Minnesota has done a good job of scheduling D-II UMLC teams and playing a large Big Ten school on our state border is an easy one to get up for.
Davenport is interesting. When we first beat them in 2011, they were in Division II and ranked No. 1 in the country. We were just a team tagging along to meet them while they came to Minneapolis to face St. John's and St. Thomas.
That win really put us on the map, especially considering the Panthers would go on to win the D-II national title in Denver that May. We also beat them in 2012 when they came to meet us and St. Thomas in St. Louis as they were defending the title.
However, I don't expect any players to have any special sentiments for that game. Only myself and some coaches on my staff who were on the team that beat Davenport will have any recollection of our history with the opponent.
They are a much different program as well, now competing in D-I. Giving any attention to the results against these guys from seven, eight years ago doesn't do anything for us.
THE #NDSU HERD IS 2018 #MCLA DII NATIONAL CHAMPIONS!!! THE #BISON WIN IN DOUBLE OT 8-7 OVER UST!!! #SKIYUH pic.twitter.com/TodxYmLg1o
— North Dakota State Lacrosse (@NDSUMensClubLax) May 12, 2018
DF: Talk about the mistakes you made and learned from during the journey to last year’s championship.
ZB: Before beating St. Thomas in the championship, we lost to them twice because we went scoreless for two quarters in each game. You are never going to beat a team like St. Thomas if you take yourself off the score sheet for half the game.
In the championship we took care of the ball more and cut our turnovers in half. We didn't play particularly well in our first-round win against Central Connecticut which was good for us.
In the quarterfinals, we were down 2-0 against Montana State after the first, but we were composed and knew we just weren't really hitting the net. Nobody touched the panic button, which really showed our character in that victory. Then we saw Duluth in the semis and had to beat them for the third time in 2018 just to see another familiar UMLC opponent in the title game.
DF: It's no secret that hockey and lacrosse have a lot of influence over each other in your part of the country. Does your team do any sort of box lacrosse training?
ZB: We have an inter-squad box league after the fall season is done. It's a good way for the guys to compete, sharpen their skills and have fun at the same time.

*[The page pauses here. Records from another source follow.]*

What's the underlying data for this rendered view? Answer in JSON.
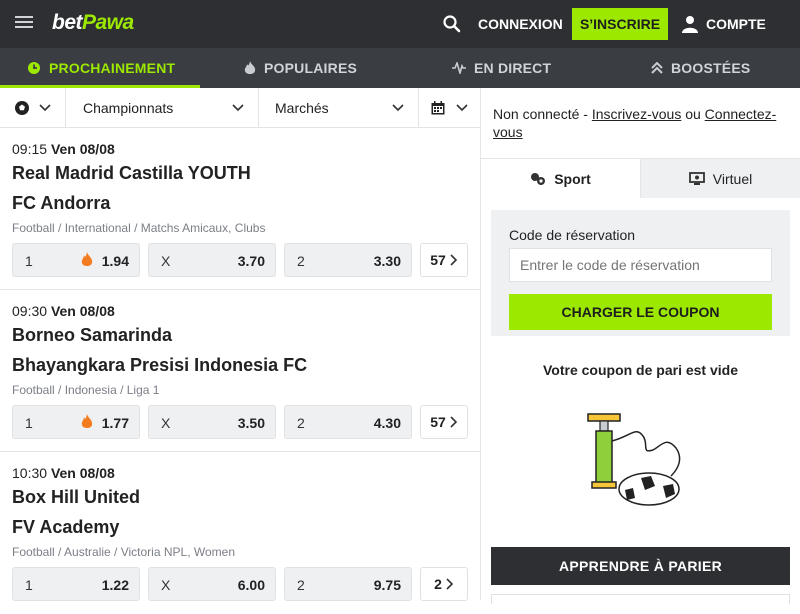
{
  "header": {
    "logo_bet": "bet",
    "logo_pawa": "Pawa",
    "login_label": "CONNEXION",
    "signup_label": "S’INSCRIRE",
    "account_label": "COMPTE"
  },
  "nav_tabs": [
    {
      "label": "PROCHAINEMENT",
      "icon": "clock-icon",
      "active": true
    },
    {
      "label": "POPULAIRES",
      "icon": "flame-icon",
      "active": false
    },
    {
      "label": "EN DIRECT",
      "icon": "pulse-icon",
      "active": false
    },
    {
      "label": "BOOSTÉES",
      "icon": "double-chevron-up-icon",
      "active": false
    }
  ],
  "filters": {
    "sport_icon": "soccer-ball-icon",
    "championships_label": "Championnats",
    "markets_label": "Marchés",
    "calendar_icon": "calendar-icon"
  },
  "events": [
    {
      "time": "09:15",
      "date": "Ven 08/08",
      "team1": "Real Madrid Castilla YOUTH",
      "team2": "FC Andorra",
      "category": "Football / International / Matchs Amicaux, Clubs",
      "odds": [
        {
          "label": "1",
          "value": "1.94",
          "hot": true
        },
        {
          "label": "X",
          "value": "3.70",
          "hot": false
        },
        {
          "label": "2",
          "value": "3.30",
          "hot": false
        }
      ],
      "more": "57"
    },
    {
      "time": "09:30",
      "date": "Ven 08/08",
      "team1": "Borneo Samarinda",
      "team2": "Bhayangkara Presisi Indonesia FC",
      "category": "Football / Indonesia / Liga 1",
      "odds": [
        {
          "label": "1",
          "value": "1.77",
          "hot": true
        },
        {
          "label": "X",
          "value": "3.50",
          "hot": false
        },
        {
          "label": "2",
          "value": "4.30",
          "hot": false
        }
      ],
      "more": "57"
    },
    {
      "time": "10:30",
      "date": "Ven 08/08",
      "team1": "Box Hill United",
      "team2": "FV Academy",
      "category": "Football / Australie / Victoria NPL, Women",
      "odds": [
        {
          "label": "1",
          "value": "1.22",
          "hot": false
        },
        {
          "label": "X",
          "value": "6.00",
          "hot": false
        },
        {
          "label": "2",
          "value": "9.75",
          "hot": false
        }
      ],
      "more": "2"
    }
  ],
  "sidebar": {
    "not_connected_text": "Non connecté - ",
    "register_link": "Inscrivez-vous",
    "or_text": " ou ",
    "login_link": "Connectez-vous",
    "tab_sport": "Sport",
    "tab_virtual": "Virtuel",
    "booking_label": "Code de réservation",
    "booking_placeholder": "Entrer le code de réservation",
    "load_coupon": "CHARGER LE COUPON",
    "empty_betslip": "Votre coupon de pari est vide",
    "learn_button": "APPRENDRE À PARIER"
  },
  "colors": {
    "brand_green": "#9ce800",
    "header_dark": "#2d2f33",
    "hot_orange": "#f47c20"
  }
}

DF: You've faced personally adversity over the last few years. When you were able to reflect at the end of last season, did everything you overcome make your celebration sweeter?

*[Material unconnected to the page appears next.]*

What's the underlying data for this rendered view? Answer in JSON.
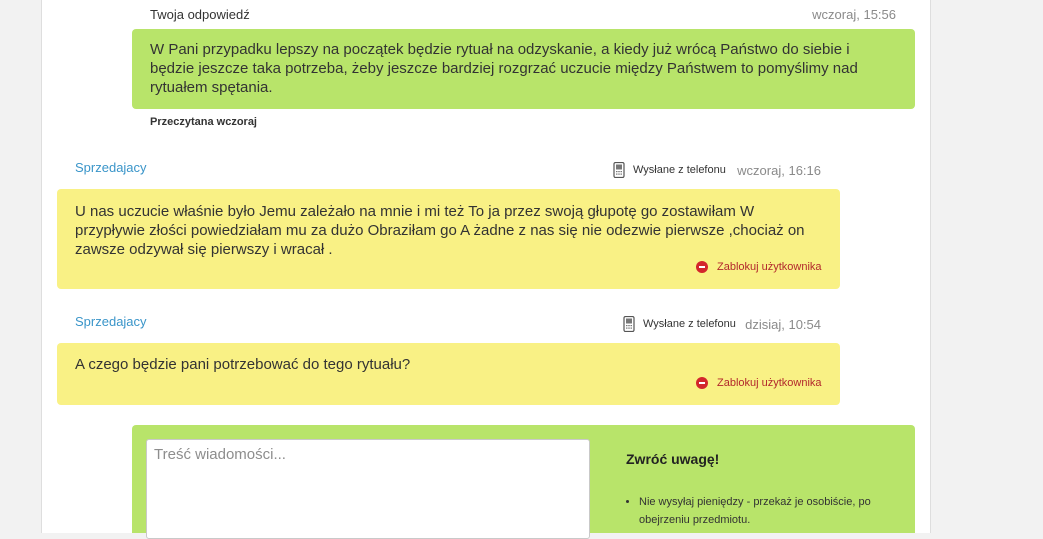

ZB: Of course, everyone faces adversity and I try to use tough times as learning moments that become tools for teaching. As hard as it might be, you try and find the positive through the negative.
My wife flew into Utah with our newborn son the night before the national championship. Winning the title in overtime made it hard to enjoy and stay present.

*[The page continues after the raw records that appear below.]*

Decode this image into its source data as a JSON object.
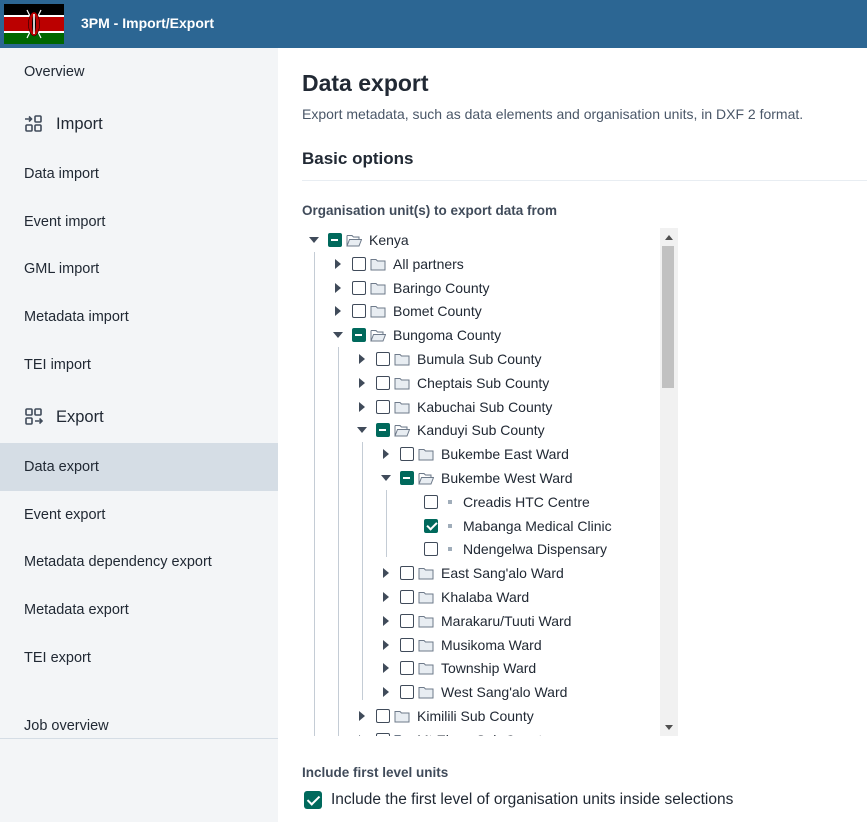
{
  "header": {
    "title": "3PM - Import/Export"
  },
  "sidebar": {
    "overview": "Overview",
    "import_section": "Import",
    "import_items": [
      "Data import",
      "Event import",
      "GML import",
      "Metadata import",
      "TEI import"
    ],
    "export_section": "Export",
    "export_items": [
      "Data export",
      "Event export",
      "Metadata dependency export",
      "Metadata export",
      "TEI export"
    ],
    "job_overview": "Job overview",
    "active_item": "Data export"
  },
  "main": {
    "title": "Data export",
    "description": "Export metadata, such as data elements and organisation units, in DXF 2 format.",
    "section_title": "Basic options",
    "org_unit_label": "Organisation unit(s) to export data from",
    "first_level_label": "Include first level units",
    "first_level_checkbox_label": "Include the first level of organisation units inside selections",
    "first_level_checked": true
  },
  "tree": [
    {
      "label": "Kenya",
      "level": 0,
      "expanded": true,
      "state": "partial",
      "type": "folder"
    },
    {
      "label": "All partners",
      "level": 1,
      "expanded": false,
      "state": "unchecked",
      "type": "folder"
    },
    {
      "label": "Baringo County",
      "level": 1,
      "expanded": false,
      "state": "unchecked",
      "type": "folder"
    },
    {
      "label": "Bomet County",
      "level": 1,
      "expanded": false,
      "state": "unchecked",
      "type": "folder"
    },
    {
      "label": "Bungoma County",
      "level": 1,
      "expanded": true,
      "state": "partial",
      "type": "folder"
    },
    {
      "label": "Bumula Sub County",
      "level": 2,
      "expanded": false,
      "state": "unchecked",
      "type": "folder"
    },
    {
      "label": "Cheptais Sub County",
      "level": 2,
      "expanded": false,
      "state": "unchecked",
      "type": "folder"
    },
    {
      "label": "Kabuchai Sub County",
      "level": 2,
      "expanded": false,
      "state": "unchecked",
      "type": "folder"
    },
    {
      "label": "Kanduyi Sub County",
      "level": 2,
      "expanded": true,
      "state": "partial",
      "type": "folder"
    },
    {
      "label": "Bukembe East Ward",
      "level": 3,
      "expanded": false,
      "state": "unchecked",
      "type": "folder"
    },
    {
      "label": "Bukembe West Ward",
      "level": 3,
      "expanded": true,
      "state": "partial",
      "type": "folder"
    },
    {
      "label": "Creadis HTC Centre",
      "level": 4,
      "state": "unchecked",
      "type": "leaf"
    },
    {
      "label": "Mabanga Medical Clinic",
      "level": 4,
      "state": "checked",
      "type": "leaf"
    },
    {
      "label": "Ndengelwa Dispensary",
      "level": 4,
      "state": "unchecked",
      "type": "leaf"
    },
    {
      "label": "East Sang'alo Ward",
      "level": 3,
      "expanded": false,
      "state": "unchecked",
      "type": "folder"
    },
    {
      "label": "Khalaba Ward",
      "level": 3,
      "expanded": false,
      "state": "unchecked",
      "type": "folder"
    },
    {
      "label": "Marakaru/Tuuti Ward",
      "level": 3,
      "expanded": false,
      "state": "unchecked",
      "type": "folder"
    },
    {
      "label": "Musikoma Ward",
      "level": 3,
      "expanded": false,
      "state": "unchecked",
      "type": "folder"
    },
    {
      "label": "Township Ward",
      "level": 3,
      "expanded": false,
      "state": "unchecked",
      "type": "folder"
    },
    {
      "label": "West Sang'alo Ward",
      "level": 3,
      "expanded": false,
      "state": "unchecked",
      "type": "folder"
    },
    {
      "label": "Kimilili Sub County",
      "level": 2,
      "expanded": false,
      "state": "unchecked",
      "type": "folder"
    },
    {
      "label": "Mt Elgon Sub County",
      "level": 2,
      "expanded": false,
      "state": "unchecked",
      "type": "folder"
    }
  ],
  "colors": {
    "header_bg": "#2c6693",
    "accent": "#00695c",
    "sidebar_bg": "#f3f5f7",
    "active_bg": "#d5dde5"
  }
}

When we first won, I was more overcome with relief than glory because the week was so stressful. However, one of my assistant coaches grabbed my son out of the stands and he was in all the championship pictures with us.
This created incredible memories and moments of reflection as it relates to what I and this program has overcome, both on the field and off.
DF: You have an infant son and you also have an 18-year old son. What's going on with him?
ZB: Drew will play lacrosse for the Bison next year, he's a midfielder, he needs to get bigger.